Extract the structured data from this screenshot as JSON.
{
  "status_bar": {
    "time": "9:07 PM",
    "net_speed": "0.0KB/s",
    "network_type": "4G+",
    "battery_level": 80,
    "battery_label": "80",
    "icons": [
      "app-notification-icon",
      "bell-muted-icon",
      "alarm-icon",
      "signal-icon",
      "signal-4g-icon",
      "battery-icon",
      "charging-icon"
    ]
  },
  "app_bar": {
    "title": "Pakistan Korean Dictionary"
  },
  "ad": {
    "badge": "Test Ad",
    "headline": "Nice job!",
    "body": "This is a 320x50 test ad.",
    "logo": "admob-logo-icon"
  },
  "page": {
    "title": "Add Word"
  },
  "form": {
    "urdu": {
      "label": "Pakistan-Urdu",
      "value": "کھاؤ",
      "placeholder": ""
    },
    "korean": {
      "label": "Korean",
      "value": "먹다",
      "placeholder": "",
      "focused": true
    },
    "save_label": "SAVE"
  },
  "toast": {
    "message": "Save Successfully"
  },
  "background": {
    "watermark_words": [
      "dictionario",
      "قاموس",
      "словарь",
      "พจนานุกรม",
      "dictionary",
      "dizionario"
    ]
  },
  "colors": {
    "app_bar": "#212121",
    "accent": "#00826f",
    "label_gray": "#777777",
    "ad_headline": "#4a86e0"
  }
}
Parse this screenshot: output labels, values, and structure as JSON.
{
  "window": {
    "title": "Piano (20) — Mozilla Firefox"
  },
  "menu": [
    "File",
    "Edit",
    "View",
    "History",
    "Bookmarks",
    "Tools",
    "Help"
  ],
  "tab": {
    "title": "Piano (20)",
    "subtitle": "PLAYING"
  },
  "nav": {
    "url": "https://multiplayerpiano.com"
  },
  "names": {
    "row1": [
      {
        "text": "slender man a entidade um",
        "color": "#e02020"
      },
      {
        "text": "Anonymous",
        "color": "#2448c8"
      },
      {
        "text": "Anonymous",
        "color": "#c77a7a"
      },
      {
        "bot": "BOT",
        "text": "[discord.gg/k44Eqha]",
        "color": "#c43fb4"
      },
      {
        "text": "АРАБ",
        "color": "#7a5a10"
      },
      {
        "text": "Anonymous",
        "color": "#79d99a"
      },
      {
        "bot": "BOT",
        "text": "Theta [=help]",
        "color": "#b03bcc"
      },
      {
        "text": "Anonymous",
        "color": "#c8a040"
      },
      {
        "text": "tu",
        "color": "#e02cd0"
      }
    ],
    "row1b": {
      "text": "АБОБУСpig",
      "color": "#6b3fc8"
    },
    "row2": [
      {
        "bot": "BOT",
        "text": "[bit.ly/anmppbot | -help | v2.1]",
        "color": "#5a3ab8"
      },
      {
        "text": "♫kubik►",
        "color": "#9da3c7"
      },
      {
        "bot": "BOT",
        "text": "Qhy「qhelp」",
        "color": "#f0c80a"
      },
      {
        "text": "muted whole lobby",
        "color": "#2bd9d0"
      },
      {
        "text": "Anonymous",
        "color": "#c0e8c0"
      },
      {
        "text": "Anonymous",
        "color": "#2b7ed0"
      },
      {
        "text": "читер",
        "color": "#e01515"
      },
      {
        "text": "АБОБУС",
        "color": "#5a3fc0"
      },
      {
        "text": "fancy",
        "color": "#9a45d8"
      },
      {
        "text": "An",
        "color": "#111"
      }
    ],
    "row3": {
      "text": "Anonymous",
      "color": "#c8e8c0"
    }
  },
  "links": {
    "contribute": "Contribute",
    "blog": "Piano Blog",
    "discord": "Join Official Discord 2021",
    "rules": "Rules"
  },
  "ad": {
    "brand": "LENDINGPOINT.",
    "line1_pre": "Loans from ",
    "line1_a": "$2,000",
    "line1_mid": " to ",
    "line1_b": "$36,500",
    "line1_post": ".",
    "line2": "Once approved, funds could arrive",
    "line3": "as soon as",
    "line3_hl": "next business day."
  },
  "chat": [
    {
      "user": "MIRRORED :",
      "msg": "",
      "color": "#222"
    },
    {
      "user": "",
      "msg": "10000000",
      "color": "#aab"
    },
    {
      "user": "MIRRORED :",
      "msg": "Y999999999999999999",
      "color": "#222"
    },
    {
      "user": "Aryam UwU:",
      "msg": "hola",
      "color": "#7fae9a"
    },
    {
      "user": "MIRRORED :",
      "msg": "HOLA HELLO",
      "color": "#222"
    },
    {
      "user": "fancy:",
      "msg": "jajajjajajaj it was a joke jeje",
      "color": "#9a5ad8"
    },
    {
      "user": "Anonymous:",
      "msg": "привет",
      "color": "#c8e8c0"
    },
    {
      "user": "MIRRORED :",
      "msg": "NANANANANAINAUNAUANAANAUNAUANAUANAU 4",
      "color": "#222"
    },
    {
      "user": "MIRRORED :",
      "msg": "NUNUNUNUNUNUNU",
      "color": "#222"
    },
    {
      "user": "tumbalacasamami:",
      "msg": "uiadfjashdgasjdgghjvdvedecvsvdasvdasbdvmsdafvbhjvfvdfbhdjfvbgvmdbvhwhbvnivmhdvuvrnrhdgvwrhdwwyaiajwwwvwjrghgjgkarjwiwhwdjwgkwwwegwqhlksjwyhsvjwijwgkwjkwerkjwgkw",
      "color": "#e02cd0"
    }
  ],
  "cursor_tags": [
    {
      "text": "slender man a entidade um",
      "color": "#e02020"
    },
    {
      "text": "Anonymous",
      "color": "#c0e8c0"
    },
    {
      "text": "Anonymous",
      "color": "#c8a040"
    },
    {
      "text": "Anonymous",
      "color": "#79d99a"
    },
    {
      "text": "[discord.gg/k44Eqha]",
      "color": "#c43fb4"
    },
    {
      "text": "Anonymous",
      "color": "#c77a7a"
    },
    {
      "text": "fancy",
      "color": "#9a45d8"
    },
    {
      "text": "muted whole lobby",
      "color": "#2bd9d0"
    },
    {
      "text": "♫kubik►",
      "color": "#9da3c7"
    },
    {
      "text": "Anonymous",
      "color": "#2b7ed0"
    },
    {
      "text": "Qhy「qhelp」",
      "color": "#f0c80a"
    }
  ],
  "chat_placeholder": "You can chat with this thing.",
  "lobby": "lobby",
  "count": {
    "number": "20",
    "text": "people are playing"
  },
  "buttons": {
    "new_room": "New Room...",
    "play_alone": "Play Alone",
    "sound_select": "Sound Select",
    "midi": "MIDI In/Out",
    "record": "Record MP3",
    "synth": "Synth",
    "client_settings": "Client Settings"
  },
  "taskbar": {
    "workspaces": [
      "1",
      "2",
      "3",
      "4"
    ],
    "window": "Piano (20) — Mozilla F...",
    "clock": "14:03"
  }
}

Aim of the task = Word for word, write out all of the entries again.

Exercise output =
Extract the structured data from this screenshot as JSON.
{
  "status_bar": {
    "time": "9:07 PM",
    "net_speed": "0.0KB/s",
    "network_type": "4G+",
    "battery_level": 80,
    "battery_label": "80",
    "icons": [
      "app-notification-icon",
      "bell-muted-icon",
      "alarm-icon",
      "signal-icon",
      "signal-4g-icon",
      "battery-icon",
      "charging-icon"
    ]
  },
  "app_bar": {
    "title": "Pakistan Korean Dictionary"
  },
  "ad": {
    "badge": "Test Ad",
    "headline": "Nice job!",
    "body": "This is a 320x50 test ad.",
    "logo": "admob-logo-icon"
  },
  "page": {
    "title": "Add Word"
  },
  "form": {
    "urdu": {
      "label": "Pakistan-Urdu",
      "value": "کھاؤ",
      "placeholder": ""
    },
    "korean": {
      "label": "Korean",
      "value": "먹다",
      "placeholder": "",
      "focused": true
    },
    "save_label": "SAVE"
  },
  "toast": {
    "message": "Save Successfully"
  },
  "background": {
    "watermark_words": [
      "dictionario",
      "قاموس",
      "словарь",
      "พจนานุกรม",
      "dictionary",
      "dizionario"
    ]
  },
  "colors": {
    "app_bar": "#212121",
    "accent": "#00826f",
    "label_gray": "#777777",
    "ad_headline": "#4a86e0"
  }
}
Parse this screenshot: output labels, values, and structure as JSON.
{
  "window": {
    "title": "Piano (20) — Mozilla Firefox"
  },
  "menu": [
    "File",
    "Edit",
    "View",
    "History",
    "Bookmarks",
    "Tools",
    "Help"
  ],
  "tab": {
    "title": "Piano (20)",
    "subtitle": "PLAYING"
  },
  "nav": {
    "url": "https://multiplayerpiano.com"
  },
  "names": {
    "row1": [
      {
        "text": "slender man a entidade um",
        "color": "#e02020"
      },
      {
        "text": "Anonymous",
        "color": "#2448c8"
      },
      {
        "text": "Anonymous",
        "color": "#c77a7a"
      },
      {
        "bot": "BOT",
        "text": "[discord.gg/k44Eqha]",
        "color": "#c43fb4"
      },
      {
        "text": "АРАБ",
        "color": "#7a5a10"
      },
      {
        "text": "Anonymous",
        "color": "#79d99a"
      },
      {
        "bot": "BOT",
        "text": "Theta [=help]",
        "color": "#b03bcc"
      },
      {
        "text": "Anonymous",
        "color": "#c8a040"
      },
      {
        "text": "tu",
        "color": "#e02cd0"
      }
    ],
    "row1b": {
      "text": "АБОБУСpig",
      "color": "#6b3fc8"
    },
    "row2": [
      {
        "bot": "BOT",
        "text": "[bit.ly/anmppbot | -help | v2.1]",
        "color": "#5a3ab8"
      },
      {
        "text": "♫kubik►",
        "color": "#9da3c7"
      },
      {
        "bot": "BOT",
        "text": "Qhy「qhelp」",
        "color": "#f0c80a"
      },
      {
        "text": "muted whole lobby",
        "color": "#2bd9d0"
      },
      {
        "text": "Anonymous",
        "color": "#c0e8c0"
      },
      {
        "text": "Anonymous",
        "color": "#2b7ed0"
      },
      {
        "text": "читер",
        "color": "#e01515"
      },
      {
        "text": "АБОБУС",
        "color": "#5a3fc0"
      },
      {
        "text": "fancy",
        "color": "#9a45d8"
      },
      {
        "text": "An",
        "color": "#111"
      }
    ],
    "row3": {
      "text": "Anonymous",
      "color": "#c8e8c0"
    }
  },
  "links": {
    "contribute": "Contribute",
    "blog": "Piano Blog",
    "discord": "Join Official Discord 2021",
    "rules": "Rules"
  },
  "ad": {
    "brand": "LENDINGPOINT.",
    "line1_pre": "Loans from ",
    "line1_a": "$2,000",
    "line1_mid": " to ",
    "line1_b": "$36,500",
    "line1_post": ".",
    "line2": "Once approved, funds could arrive",
    "line3": "as soon as",
    "line3_hl": "next business day."
  },
  "chat": [
    {
      "user": "MIRRORED :",
      "msg": "",
      "color": "#222"
    },
    {
      "user": "",
      "msg": "10000000",
      "color": "#aab"
    },
    {
      "user": "MIRRORED :",
      "msg": "Y999999999999999999",
      "color": "#222"
    },
    {
      "user": "Aryam UwU:",
      "msg": "hola",
      "color": "#7fae9a"
    },
    {
      "user": "MIRRORED :",
      "msg": "HOLA HELLO",
      "color": "#222"
    },
    {
      "user": "fancy:",
      "msg": "jajajjajajaj it was a joke jeje",
      "color": "#9a5ad8"
    },
    {
      "user": "Anonymous:",
      "msg": "привет",
      "color": "#c8e8c0"
    },
    {
      "user": "MIRRORED :",
      "msg": "NANANANANAINAUNAUANAANAUNAUANAUANAU 4",
      "color": "#222"
    },
    {
      "user": "MIRRORED :",
      "msg": "NUNUNUNUNUNUNU",
      "color": "#222"
    },
    {
      "user": "tumbalacasamami:",
      "msg": "uiadfjashdgasjdgghjvdvedecvsvdasvdasbdvmsdafvbhjvfvdfbhdjfvbgvmdbvhwhbvnivmhdvuvrnrhdgvwrhdwwyaiajwwwvwjrghgjgkarjwiwhwdjwgkwwwegwqhlksjwyhsvjwijwgkwjkwerkjwgkw",
      "color": "#e02cd0"
    }
  ],
  "cursor_tags": [
    {
      "text": "slender man a entidade um",
      "color": "#e02020"
    },
    {
      "text": "Anonymous",
      "color": "#c0e8c0"
    },
    {
      "text": "Anonymous",
      "color": "#c8a040"
    },
    {
      "text": "Anonymous",
      "color": "#79d99a"
    },
    {
      "text": "[discord.gg/k44Eqha]",
      "color": "#c43fb4"
    },
    {
      "text": "Anonymous",
      "color": "#c77a7a"
    },
    {
      "text": "fancy",
      "color": "#9a45d8"
    },
    {
      "text": "muted whole lobby",
      "color": "#2bd9d0"
    },
    {
      "text": "♫kubik►",
      "color": "#9da3c7"
    },
    {
      "text": "Anonymous",
      "color": "#2b7ed0"
    },
    {
      "text": "Qhy「qhelp」",
      "color": "#f0c80a"
    }
  ],
  "chat_placeholder": "You can chat with this thing.",
  "lobby": "lobby",
  "count": {
    "number": "20",
    "text": "people are playing"
  },
  "buttons": {
    "new_room": "New Room...",
    "play_alone": "Play Alone",
    "sound_select": "Sound Select",
    "midi": "MIDI In/Out",
    "record": "Record MP3",
    "synth": "Synth",
    "client_settings": "Client Settings"
  },
  "taskbar": {
    "workspaces": [
      "1",
      "2",
      "3",
      "4"
    ],
    "window": "Piano (20) — Mozilla F...",
    "clock": "14:03"
  }
}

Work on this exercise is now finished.